United States District Court, E.D. Missouri, Eastern Division
For Jessica Weast, Plaintiff: James W. Eason, LEAD ATTORNEY, EASON LAW FIRM, Clayton, MO.
For Rockport Financial, LLC, doing business as Regional Credit Services, Inc., Defendant: Dennis J. Barton, III, LEAD ATTORNEY, BARTON LAW GROUP, LLC, Chesterfield, MO.
MEMORANDUM AND ORDER
AUDREY G. FLEISSIG, UNITED STATES
This action, brought under the Fair Debt Collection Practices Act, 15 U.S.C. § 1692 (" FDCPA" ), is before the Court on the motion of Defendant Rockport Financial, LLC, to dismiss Plaintiff Jessica Weast's first amended complaint, for failure to state a claim. For the reasons set forth below, Defendant's motion shall be denied in large part.
This case arises out of Defendant's attempt to collect on a debt of $896, allegedly owed by Plaintiff to another. Plaintiff claims that a collection letter Defendant sent to her violated the FDCPA in several ways.
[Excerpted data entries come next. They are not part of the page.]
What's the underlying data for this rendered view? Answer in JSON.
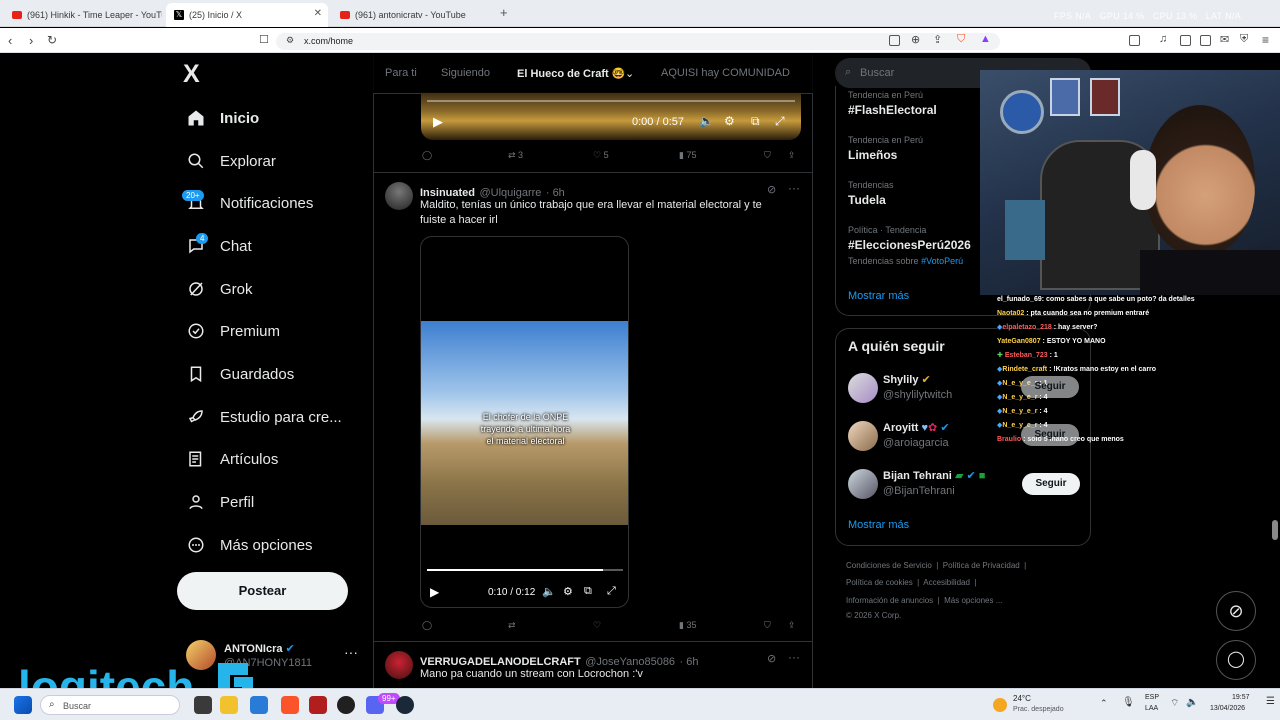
{
  "browser": {
    "tabs": [
      {
        "label": "(961) Hinkik - Time Leaper - YouTube",
        "type": "youtube"
      },
      {
        "label": "(25) Inicio / X",
        "type": "x",
        "active": true
      },
      {
        "label": "(961) antonicratv - YouTube",
        "type": "youtube"
      }
    ],
    "new_tab": "+",
    "perf_overlay": {
      "fps_label": "FPS",
      "fps_value": "N/A",
      "gpu_label": "GPU",
      "gpu_value": "14 %",
      "cpu_label": "CPU",
      "cpu_value": "13 %",
      "lat_label": "LAT",
      "lat_value": "N/A"
    },
    "url": "x.com/home"
  },
  "sidebar": {
    "logo": "X",
    "items": [
      {
        "label": "Inicio",
        "icon": "home-icon",
        "selected": true
      },
      {
        "label": "Explorar",
        "icon": "search-icon"
      },
      {
        "label": "Notificaciones",
        "icon": "bell-icon",
        "badge": "20+"
      },
      {
        "label": "Chat",
        "icon": "chat-icon",
        "badge": "4"
      },
      {
        "label": "Grok",
        "icon": "grok-icon"
      },
      {
        "label": "Premium",
        "icon": "premium-icon"
      },
      {
        "label": "Guardados",
        "icon": "bookmark-icon"
      },
      {
        "label": "Estudio para cre...",
        "icon": "rocket-icon"
      },
      {
        "label": "Artículos",
        "icon": "article-icon"
      },
      {
        "label": "Perfil",
        "icon": "person-icon"
      },
      {
        "label": "Más opciones",
        "icon": "more-icon"
      }
    ],
    "post_button": "Postear",
    "account": {
      "name": "ANTONIcra",
      "handle": "@AN7HONY1811",
      "more": "···"
    }
  },
  "timeline": {
    "tabs": [
      "Para ti",
      "Siguiendo",
      "El Hueco de Craft 🤓",
      "AQUISI hay COMUNIDAD"
    ],
    "first_video": {
      "time": "0:00 / 0:57"
    },
    "first_actions": {
      "retweets": "3",
      "likes": "5",
      "views": "75"
    },
    "tweet2": {
      "name": "Insinuated",
      "handle": "@Ulquigarre",
      "time": "· 6h",
      "text_line1": "Maldito, tenías un único trabajo que era llevar el material electoral y te",
      "text_line2": "fuiste a hacer irl",
      "caption_l1": "El chofer de la ONPE",
      "caption_l2": "trayendo a ultima hora",
      "caption_l3": "el material electoral",
      "video_time": "0:10 / 0:12",
      "video_progress": 0.9,
      "views": "35"
    },
    "tweet3": {
      "name": "VERRUGADELANODELCRAFT",
      "handle": "@JoseYano85086",
      "time": "· 6h",
      "text": "Mano pa cuando un stream con Locrochon :'v"
    }
  },
  "right": {
    "search_placeholder": "Buscar",
    "trends": [
      {
        "category": "Tendencia en Perú",
        "title": "#FlashElectoral"
      },
      {
        "category": "Tendencia en Perú",
        "title": "Limeños"
      },
      {
        "category": "Tendencias",
        "title": "Tudela"
      },
      {
        "category": "Política · Tendencia",
        "title": "#EleccionesPerú2026",
        "extra_prefix": "Tendencias sobre",
        "extra_link": "#VotoPerú"
      }
    ],
    "trends_more": "Mostrar más",
    "follow_title": "A quién seguir",
    "follow": [
      {
        "name": "Shylily",
        "handle": "@shylilytwitch",
        "button": "Seguir"
      },
      {
        "name": "Aroyitt",
        "handle": "@aroiagarcia",
        "button": "Seguir"
      },
      {
        "name": "Bijan Tehrani",
        "handle": "@BijanTehrani",
        "button": "Seguir"
      }
    ],
    "follow_more": "Mostrar más",
    "footer": {
      "l1a": "Condiciones de Servicio",
      "l1b": "Política de Privacidad",
      "l2a": "Política de cookies",
      "l2b": "Accesibilidad",
      "l3a": "Información de anuncios",
      "l3b": "Más opciones ...",
      "copyright": "© 2026 X Corp."
    }
  },
  "stream_chat": [
    {
      "user": "el_funado_69",
      "color": "#ffffff",
      "msg": ": como sabes a que sabe un poto? da detalles"
    },
    {
      "user": "Naota02",
      "color": "#ffd24a",
      "msg": ": pta cuando sea no premium entraré"
    },
    {
      "user": "elpaletazo_218",
      "color": "#ff5a5a",
      "msg": ": hay server?"
    },
    {
      "user": "YateGan0807",
      "color": "#ffd24a",
      "msg": ": ESTOY YO MANO"
    },
    {
      "user": "Esteban_723",
      "color": "#ff5a5a",
      "msg": ": 1"
    },
    {
      "user": "Rindete_craft",
      "color": "#ffd24a",
      "msg": ": !Kratos   mano estoy en el carro"
    },
    {
      "user": "N_e_y_e_r",
      "color": "#ffd24a",
      "msg": ": 1"
    },
    {
      "user": "N_e_y_e_r",
      "color": "#ffd24a",
      "msg": ": 4"
    },
    {
      "user": "N_e_y_e_r",
      "color": "#ffd24a",
      "msg": ": 4"
    },
    {
      "user": "N_e_y_e_r",
      "color": "#ffd24a",
      "msg": ": 4"
    },
    {
      "user": "Braulio",
      "color": "#ff5a5a",
      "msg": ": solo 5 mano creo que menos"
    }
  ],
  "overlay_logo": "logitech G",
  "taskbar": {
    "search": "Buscar",
    "weather_temp": "24°C",
    "weather_text": "Prac. despejado",
    "lang1": "ESP",
    "lang2": "LAA",
    "time": "19:57",
    "date": "13/04/2026",
    "steam_badge": "99+"
  }
}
The letter, attached to Plaintiff's amended complaint, informed Plaintiff of her outstanding balance, and notified her that she would be charged an additional $3.00 " convenience fee" if she made a payment using a credit or debit card. The letter also stated, in bold and capital letters, " ALL CHECKS MUST BE MADE PAYABLE TO REGIONAL CREDIT SERVICES." Another portion of the letter stated, " If you are still unable to take care of this obligation, please call the office . . . so we are not forced to pursue other means to collect the debt." (Doc. No. 10-1 at 1.)
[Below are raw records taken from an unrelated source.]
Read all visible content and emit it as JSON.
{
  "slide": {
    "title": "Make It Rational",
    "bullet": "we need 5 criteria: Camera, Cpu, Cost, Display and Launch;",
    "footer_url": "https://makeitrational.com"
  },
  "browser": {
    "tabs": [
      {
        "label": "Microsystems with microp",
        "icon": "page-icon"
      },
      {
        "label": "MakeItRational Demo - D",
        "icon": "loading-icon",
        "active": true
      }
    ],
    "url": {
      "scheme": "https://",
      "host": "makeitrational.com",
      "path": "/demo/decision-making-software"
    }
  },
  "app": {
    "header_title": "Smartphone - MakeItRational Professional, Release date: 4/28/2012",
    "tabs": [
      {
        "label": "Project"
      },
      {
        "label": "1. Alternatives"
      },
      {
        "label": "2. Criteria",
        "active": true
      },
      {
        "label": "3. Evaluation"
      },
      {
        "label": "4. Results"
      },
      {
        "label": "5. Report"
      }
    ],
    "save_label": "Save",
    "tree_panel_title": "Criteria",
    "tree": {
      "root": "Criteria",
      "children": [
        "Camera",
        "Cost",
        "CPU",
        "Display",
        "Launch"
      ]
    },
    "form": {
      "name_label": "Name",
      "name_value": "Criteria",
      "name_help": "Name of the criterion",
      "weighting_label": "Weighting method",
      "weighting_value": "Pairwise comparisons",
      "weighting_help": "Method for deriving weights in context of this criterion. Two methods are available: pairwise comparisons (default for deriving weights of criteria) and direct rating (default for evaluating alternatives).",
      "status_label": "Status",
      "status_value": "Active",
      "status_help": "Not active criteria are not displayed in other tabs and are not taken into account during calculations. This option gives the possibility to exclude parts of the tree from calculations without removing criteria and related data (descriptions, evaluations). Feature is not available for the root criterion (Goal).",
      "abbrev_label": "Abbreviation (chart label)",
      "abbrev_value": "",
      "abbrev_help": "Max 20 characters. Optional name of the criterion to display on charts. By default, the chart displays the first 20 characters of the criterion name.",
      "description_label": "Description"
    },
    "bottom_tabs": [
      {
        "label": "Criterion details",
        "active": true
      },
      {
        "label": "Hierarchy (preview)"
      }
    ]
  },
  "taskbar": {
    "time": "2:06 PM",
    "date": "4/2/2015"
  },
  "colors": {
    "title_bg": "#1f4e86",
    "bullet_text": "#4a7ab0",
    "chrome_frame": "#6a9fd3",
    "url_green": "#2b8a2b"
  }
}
The one-count amended complaint claims that the convenience fee charge violates 15 U.S.C. § 1692f(1) (prohibiting the " collection of any amount (including any interest, fee, charge, or expense incidental to the principal obligation) unless such amount is expressly authorized by the agreement creating the debt or permitted by law" ). She also claims that the letter violates § 1692e(2) (prohibiting debt collectors from making any false or misleading representations regarding " (A) the character, amount, or legal status of any debt; or (B) any services rendered or compensation which may be lawfully received by any debt collector for the collection of a debt" ) " by using false impressions to characterize the amount of the debt." Lastly she claims that the letter's alleged threat of litigation or that Defendant would use other means to damage her credit reputation
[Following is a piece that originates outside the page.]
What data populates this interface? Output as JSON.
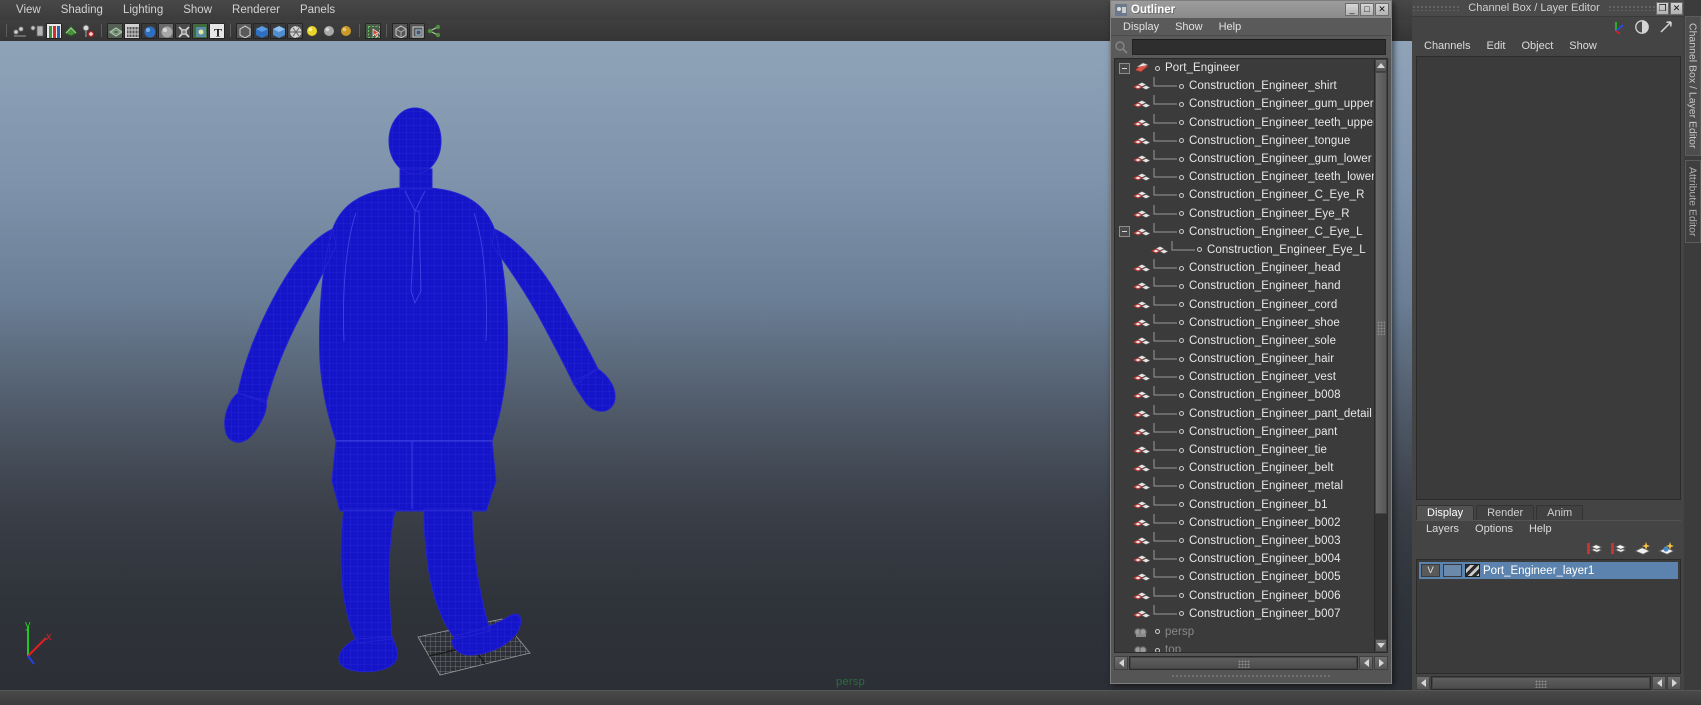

in an effort to collect the debt, constitutes an unfair and unconscionable means to collect the debt in question, in violation of § 1692f (prohibiting the use of any " unfair or unconscionable means to collect or attempt to collect a debt" ).
Besides the collection letter, Plaintiff also attached to her complaint a copy of the Consumer Financial Protection Bureau (" CFPB" ) Supervisory Highlights Report from October 2014, that states that § 1692f(1) of the FDCPA prohibits the imposition of fees incidental to the principal obligation where the contract creating the debt does not authorize the imposition of such fees and state law " is silent" on the issue.
Defendant argues that the complaint fails to state a claim, as a matter of law. According to Defendant " the mere reference to a convenience fee" in the letter does not violate the FDCPA because (1) the fee is independent of the existing debt, as it relates to an additional service by a third-party, and (2) the letter made it clear that Plaintiff had another method of payment available, namely payment by check, that did not involve a convenience fee. Defendant contends that Missouri law does not prohibit the charging of convenience or processing fees, and that this silence should be considered as permission to charge such fees. Defendant argues that the CFPB report is not binding on the Court and should not be adopted. Finally, Defendant argues that Plaintiff's assertion that the letter used illegal threatening language is not supported as a matter of law.
In response, Plaintiff argues that offering a choice of payment methods is immaterial to the illegality of charging a convenience fee for payments by a credit or debit card, which is forbidden by the clear language of the statute and the CFPB Report, where, as here, state law is ...